The move, which cements a shift to Chinese management in the country for Ford, comes at a pivotal time with sales sliding on the lack of a popular SUV for the market as well as rocky relationships with its Chinese joint venture partners.
“Getting a local person in this role is a good move. This will likely give Ford a better understanding of the market,” said Bill Russo, head of Shanghai consultancy Automobility Ltd.
Ford’s vehicle sales fell 43 percent in September from a year earlier and are down 30 percent in the first nine months of the year. Ford blames its weak China business on an aging model lineup that is awaiting an overhaul.
By comparison, industry-wide sales are up 1.5 percent for the year to date with rival Toyota Motor Corp (7203.T) logging a 12.5 percent gain.
China represents Ford’s second-biggest market by sales volume but in the second quarter the automaker booked a pretax loss of $483 million for its operations there.
Executives have noted the combination of lower prices and falling sales, particularly in the hot crossover and SUV market, had hit the company hard.
Ford is due to report third-quarter earnings later on Wednesday.
Chen’s appointment comes as Ford restructures operations worldwide, and its China business will now become stand-alone business unit, reporting directly to global headquarters. Chen will report to Jim Farley, president of global markets.
“China is absolutely essential to Ford’s profitability and growth,” Farley said in a statement, adding the new structure would help the China operation be “more fit as a business, increase our decision-making speed and be closer to our customers.”
Chen’s predecessor Jason Luo – also brought in to turn around the business – resigned abruptly in January this year after roughly five months in the job.
Industry insiders said Chen’s arrival would help Ford in the market – including mending bridges with its partners Changan Automobile Group and Jiangling Motors Group – but that success was no sure thing.

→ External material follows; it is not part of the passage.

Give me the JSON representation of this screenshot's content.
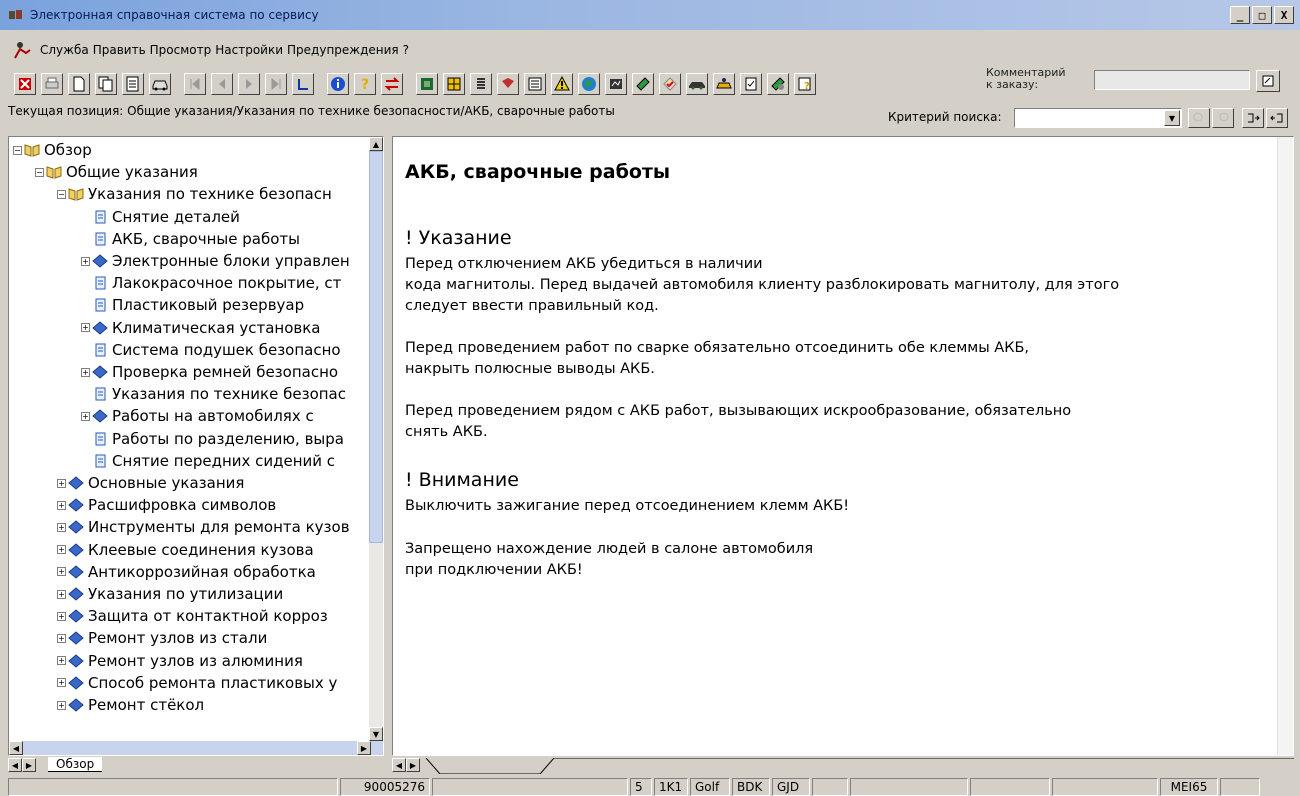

Tensions in Ford’s China partnerships have hurt the morale of the joint ventures’ sales forces, especially after the U.S. automaker tried to streamline its two separate brand identities and its dual distribution systems, sources have previously said.
Jiangling Motors said it welcomed the appointment.
“We are very pleased to see that Ford is paying more and more attention to the Chinese market and better implementing its ‘In China, for China’ strategy,” a spokesman for the company said in a text message to Reuters.
Other appointments this year that have brought in Chinese expertise include naming Henry Li, a former senior sales executive at Mercedes, as vice president for sales and marketing in China.
Mao Jingbo became chief of Lincoln Asia Pacific and China after serving at Mercedes’ Chinese operations for more than ten years, while Richard Chen, a former Key Safety Systems executive, became Ford’s vice president of strategy and partnership for Greater China.
Reporting by Yilei Sun and Adam Jourdan; Additional reporting by Norihiko Shirouzu; Editing by Edwina Gibbs